The weather is cloudy where the sun never shines, wherein lives a poet of sorts, writing about mutual facial weather events, tears by proxy and fair weather friends, right outside your door.
“We’re not truly gone until we’re forgotten, and the grief we feel is joy. We don’t know that because they’re not our tears…”
I believe the departed still walk among us (most recently, my friend and neighbour, and my brother-in-law; before them, more friends and family, with my auntie Margaret apparently paying a visit whenever I’m watching a royal documentary on TV), and most of the time we don’t know they’re there, because they live in a different physical form. When we’re reminded of them, I think that’s because we’re subconsciously aware that they’re with us, that they’ve spoken and we heard them, or that we felt them touch us. My dad’s still around but he’s alone. I hope he can hear me.

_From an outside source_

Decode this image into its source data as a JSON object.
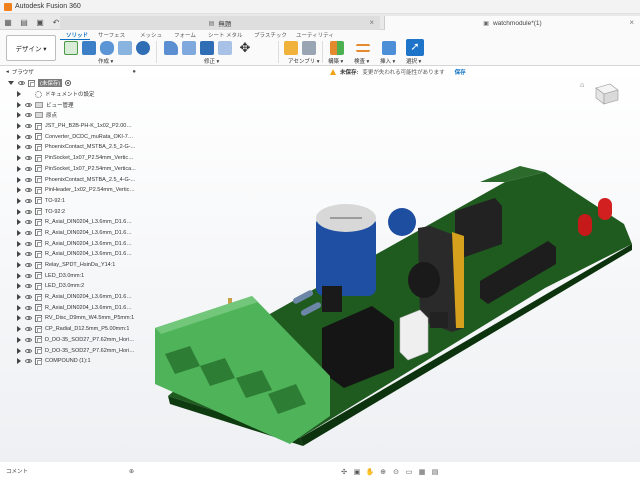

I believe we’re never truly gone until we’re forgotten, and the moments of grief we feel must be joy for the departed, because they know they’re being remembered, like we’re waking them from a long sleep. We’re crying tears of joy, but we don’t know that because they’re not our tears.